Stored data:
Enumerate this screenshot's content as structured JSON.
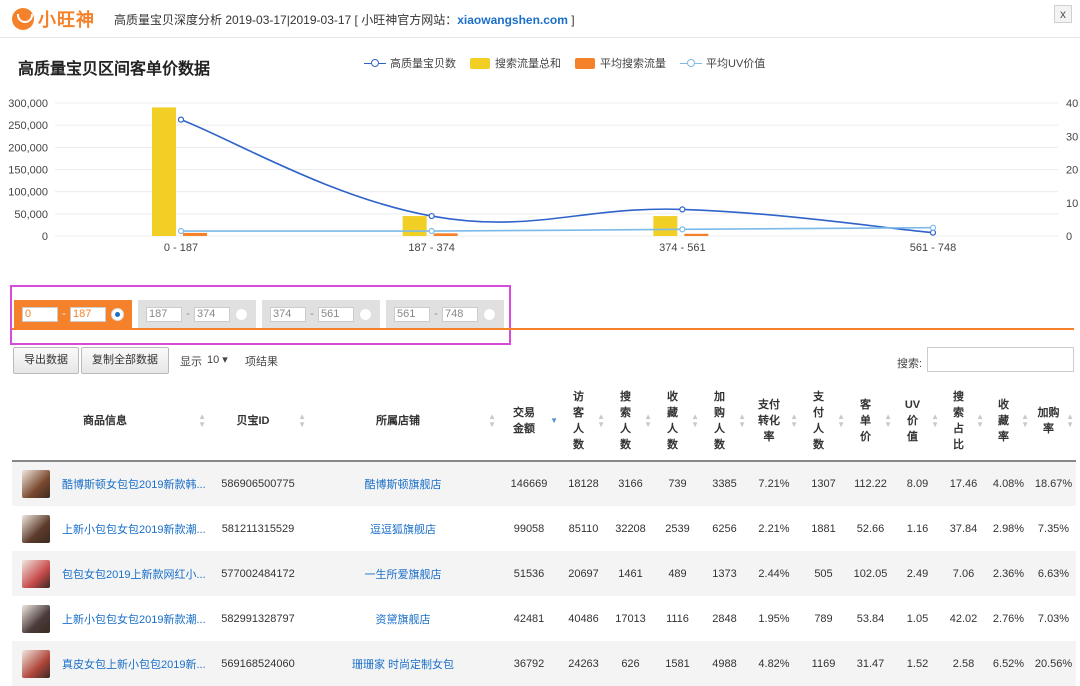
{
  "header": {
    "brand": "小旺神",
    "title_prefix": "高质量宝贝深度分析 2019-03-17|2019-03-17 [ 小旺神官方网站：",
    "site": "xiaowangshen.com",
    "title_suffix": " ]",
    "close_label": "x"
  },
  "chart_title": "高质量宝贝区间客单价数据",
  "legend": [
    {
      "label": "高质量宝贝数",
      "color": "#2f63c9",
      "kind": "line"
    },
    {
      "label": "搜索流量总和",
      "color": "#f2cf25",
      "kind": "bar"
    },
    {
      "label": "平均搜索流量",
      "color": "#f5822a",
      "kind": "bar"
    },
    {
      "label": "平均UV价值",
      "color": "#7cbbe9",
      "kind": "line"
    }
  ],
  "chart_data": {
    "type": "bar",
    "categories": [
      "0 - 187",
      "187 - 374",
      "374 - 561",
      "561 - 748"
    ],
    "left_axis": {
      "ticks": [
        "0",
        "50,000",
        "100,000",
        "150,000",
        "200,000",
        "250,000",
        "300,000"
      ],
      "ylim": [
        0,
        300000
      ]
    },
    "right_axis": {
      "ticks": [
        "0",
        "10",
        "20",
        "30",
        "40"
      ],
      "ylim": [
        0,
        40
      ]
    },
    "series": [
      {
        "name": "搜索流量总和",
        "kind": "bar",
        "axis": "left",
        "color": "#f2cf25",
        "values": [
          290000,
          45000,
          45000,
          0
        ]
      },
      {
        "name": "平均搜索流量",
        "kind": "bar",
        "axis": "left",
        "color": "#f5822a",
        "values": [
          7000,
          6000,
          5000,
          0
        ]
      },
      {
        "name": "高质量宝贝数",
        "kind": "line",
        "axis": "right",
        "color": "#2f63c9",
        "values": [
          35,
          6,
          8,
          1
        ]
      },
      {
        "name": "平均UV价值",
        "kind": "line",
        "axis": "right",
        "color": "#7cbbe9",
        "values": [
          1.5,
          1.5,
          2,
          2.5
        ]
      }
    ]
  },
  "ranges": [
    {
      "from": "0",
      "to": "187",
      "active": true
    },
    {
      "from": "187",
      "to": "374",
      "active": false
    },
    {
      "from": "374",
      "to": "561",
      "active": false
    },
    {
      "from": "561",
      "to": "748",
      "active": false
    }
  ],
  "controls": {
    "export_label": "导出数据",
    "copy_label": "复制全部数据",
    "show_label": "显示",
    "show_value": "10  ▾",
    "show_suffix": "项结果",
    "search_label": "搜索:"
  },
  "columns": [
    "商品信息",
    "贝宝ID",
    "所属店铺",
    "交易\n金额",
    "访\n客\n人\n数",
    "搜\n索\n人\n数",
    "收\n藏\n人\n数",
    "加\n购\n人\n数",
    "支付\n转化\n率",
    "支\n付\n人\n数",
    "客\n单\n价",
    "UV\n价\n值",
    "搜\n索\n占\n比",
    "收\n藏\n率",
    "加购\n率"
  ],
  "rows": [
    {
      "thumb": "#7a4a2e",
      "name": "酷博斯顿女包包2019新款韩...",
      "id": "586906500775",
      "shop": "酷博斯顿旗舰店",
      "cells": [
        "146669",
        "18128",
        "3166",
        "739",
        "3385",
        "7.21%",
        "1307",
        "112.22",
        "8.09",
        "17.46",
        "4.08%",
        "18.67%"
      ]
    },
    {
      "thumb": "#5c3a2a",
      "name": "上新小包包女包2019新款潮...",
      "id": "581211315529",
      "shop": "逗逗狐旗舰店",
      "cells": [
        "99058",
        "85110",
        "32208",
        "2539",
        "6256",
        "2.21%",
        "1881",
        "52.66",
        "1.16",
        "37.84",
        "2.98%",
        "7.35%"
      ]
    },
    {
      "thumb": "#c74b4b",
      "name": "包包女包2019上新款网红小...",
      "id": "577002484172",
      "shop": "一生所爱旗舰店",
      "cells": [
        "51536",
        "20697",
        "1461",
        "489",
        "1373",
        "2.44%",
        "505",
        "102.05",
        "2.49",
        "7.06",
        "2.36%",
        "6.63%"
      ]
    },
    {
      "thumb": "#4a3a3a",
      "name": "上新小包包女包2019新款潮...",
      "id": "582991328797",
      "shop": "资黛旗舰店",
      "cells": [
        "42481",
        "40486",
        "17013",
        "1116",
        "2848",
        "1.95%",
        "789",
        "53.84",
        "1.05",
        "42.02",
        "2.76%",
        "7.03%"
      ]
    },
    {
      "thumb": "#b0463a",
      "name": "真皮女包上新小包包2019新...",
      "id": "569168524060",
      "shop": "珊珊家 时尚定制女包",
      "cells": [
        "36792",
        "24263",
        "626",
        "1581",
        "4988",
        "4.82%",
        "1169",
        "31.47",
        "1.52",
        "2.58",
        "6.52%",
        "20.56%"
      ]
    }
  ]
}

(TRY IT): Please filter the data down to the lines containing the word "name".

(TASK SOLUTION):
        "name": "搜索流量总和",
        "name": "平均搜索流量",
        "name": "高质量宝贝数",
        "name": "平均UV价值",
      "name": "酷博斯顿女包包2019新款韩...",
      "name": "上新小包包女包2019新款潮...",
      "name": "包包女包2019上新款网红小...",
      "name": "上新小包包女包2019新款潮...",
      "name": "真皮女包上新小包包2019新...",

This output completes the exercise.